70 Cody, ‘“No cure, no money”’, 108.
71 Billinge's Liverpool Advertiser, 12 May 1800.
72 Ibid., 3 Nov. 1800.
73 Of the 164 manufacturers identified in the adverts sample, 61% were London-based, 13% were from the sample towns, 11% were of unknown location, 1% were foreign (Dutch and German) and the remainder (14%) were located throughout England and Scotland. Porter notes the rise of London as a medical centre in the eighteenth century: ‘Laymen, doctors and medical knowledge in the eighteenth century: the evidence of the Gentleman's Magazine’, in Porter (ed.), Patients and Practitioners: Lay Perceptions of Medicine in Pre-Industrial England (Cambridge, 1985), 285. See also Holloway, Royal Pharmaceutical Society, 37–42. The London manufacturing dominance in the provinces was also evident earlier in the eighteenth century: P.S. Brown, ‘Medicines advertised in eighteenth-century Bath newspapers’, Medical History, 20, 2 (1976), 152–3.

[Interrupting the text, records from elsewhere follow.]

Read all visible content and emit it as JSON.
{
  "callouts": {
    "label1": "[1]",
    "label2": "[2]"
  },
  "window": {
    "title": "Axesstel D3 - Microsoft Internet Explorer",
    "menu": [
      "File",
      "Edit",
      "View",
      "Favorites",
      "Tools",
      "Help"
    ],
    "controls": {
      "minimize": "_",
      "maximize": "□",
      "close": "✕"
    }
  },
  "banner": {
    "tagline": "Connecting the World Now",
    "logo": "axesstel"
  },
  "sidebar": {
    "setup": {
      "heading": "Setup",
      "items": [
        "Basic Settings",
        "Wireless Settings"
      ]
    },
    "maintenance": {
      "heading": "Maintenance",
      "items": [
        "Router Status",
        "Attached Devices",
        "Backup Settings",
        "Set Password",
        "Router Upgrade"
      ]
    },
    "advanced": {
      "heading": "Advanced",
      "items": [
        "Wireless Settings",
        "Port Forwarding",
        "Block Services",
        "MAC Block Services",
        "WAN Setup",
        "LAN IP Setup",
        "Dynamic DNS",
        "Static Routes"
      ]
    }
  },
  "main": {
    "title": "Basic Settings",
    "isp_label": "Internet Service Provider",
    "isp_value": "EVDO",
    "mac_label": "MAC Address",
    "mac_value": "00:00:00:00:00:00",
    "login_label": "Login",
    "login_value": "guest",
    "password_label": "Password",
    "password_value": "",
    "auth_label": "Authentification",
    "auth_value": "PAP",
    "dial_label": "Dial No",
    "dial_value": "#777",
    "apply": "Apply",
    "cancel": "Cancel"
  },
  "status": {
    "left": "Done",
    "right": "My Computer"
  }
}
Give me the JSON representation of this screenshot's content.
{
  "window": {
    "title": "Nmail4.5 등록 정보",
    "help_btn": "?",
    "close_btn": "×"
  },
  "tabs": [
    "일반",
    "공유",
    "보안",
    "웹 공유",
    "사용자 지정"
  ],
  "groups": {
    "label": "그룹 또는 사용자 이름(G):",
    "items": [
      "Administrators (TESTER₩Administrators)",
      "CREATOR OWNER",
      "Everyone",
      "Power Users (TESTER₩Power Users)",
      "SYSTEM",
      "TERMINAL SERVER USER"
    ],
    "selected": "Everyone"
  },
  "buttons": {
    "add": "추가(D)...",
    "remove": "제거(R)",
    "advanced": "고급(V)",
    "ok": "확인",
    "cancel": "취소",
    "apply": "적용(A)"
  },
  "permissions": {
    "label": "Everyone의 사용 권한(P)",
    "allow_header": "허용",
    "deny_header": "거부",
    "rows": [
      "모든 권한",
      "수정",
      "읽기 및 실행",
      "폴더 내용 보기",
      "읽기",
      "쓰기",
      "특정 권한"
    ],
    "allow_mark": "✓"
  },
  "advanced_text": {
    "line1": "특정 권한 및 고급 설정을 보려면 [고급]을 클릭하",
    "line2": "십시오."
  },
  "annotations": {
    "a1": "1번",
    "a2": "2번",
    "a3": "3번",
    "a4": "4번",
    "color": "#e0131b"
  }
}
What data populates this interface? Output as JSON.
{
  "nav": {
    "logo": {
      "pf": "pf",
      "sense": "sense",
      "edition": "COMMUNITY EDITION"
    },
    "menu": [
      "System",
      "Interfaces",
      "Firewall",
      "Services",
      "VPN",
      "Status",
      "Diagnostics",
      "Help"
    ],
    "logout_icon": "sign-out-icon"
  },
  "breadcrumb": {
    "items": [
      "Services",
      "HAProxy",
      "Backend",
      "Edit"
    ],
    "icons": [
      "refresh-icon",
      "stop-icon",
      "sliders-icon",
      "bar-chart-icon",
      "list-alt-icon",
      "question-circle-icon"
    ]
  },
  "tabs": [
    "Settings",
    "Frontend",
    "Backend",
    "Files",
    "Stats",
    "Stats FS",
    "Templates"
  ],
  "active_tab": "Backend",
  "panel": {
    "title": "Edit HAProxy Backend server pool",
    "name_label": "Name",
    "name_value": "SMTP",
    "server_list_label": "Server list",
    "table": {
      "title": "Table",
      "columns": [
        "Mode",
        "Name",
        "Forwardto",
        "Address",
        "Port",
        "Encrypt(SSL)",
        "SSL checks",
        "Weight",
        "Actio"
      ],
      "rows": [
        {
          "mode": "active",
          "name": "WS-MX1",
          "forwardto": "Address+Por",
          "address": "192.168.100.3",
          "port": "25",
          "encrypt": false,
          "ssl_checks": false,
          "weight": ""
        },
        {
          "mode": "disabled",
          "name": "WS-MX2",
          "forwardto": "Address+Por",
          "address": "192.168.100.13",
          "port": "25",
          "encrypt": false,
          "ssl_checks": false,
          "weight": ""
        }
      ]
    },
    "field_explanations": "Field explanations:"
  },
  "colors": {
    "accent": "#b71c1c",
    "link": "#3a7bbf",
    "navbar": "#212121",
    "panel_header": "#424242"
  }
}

74 L.A. Loeb, Consuming Angels: Advertising and Victorian Women (Oxford, 1994), 143–5.
75 Cody, ‘“No cure, no money”’, 110.
76 Zucker, ‘Production of trust’.
77 Williamson's Liverpool Advertiser, 8 Aug. 1760.
78 Billinge's Liverpool Advertiser, 3 Nov. 1800; Manchester Mercury, 4 Nov. 1800.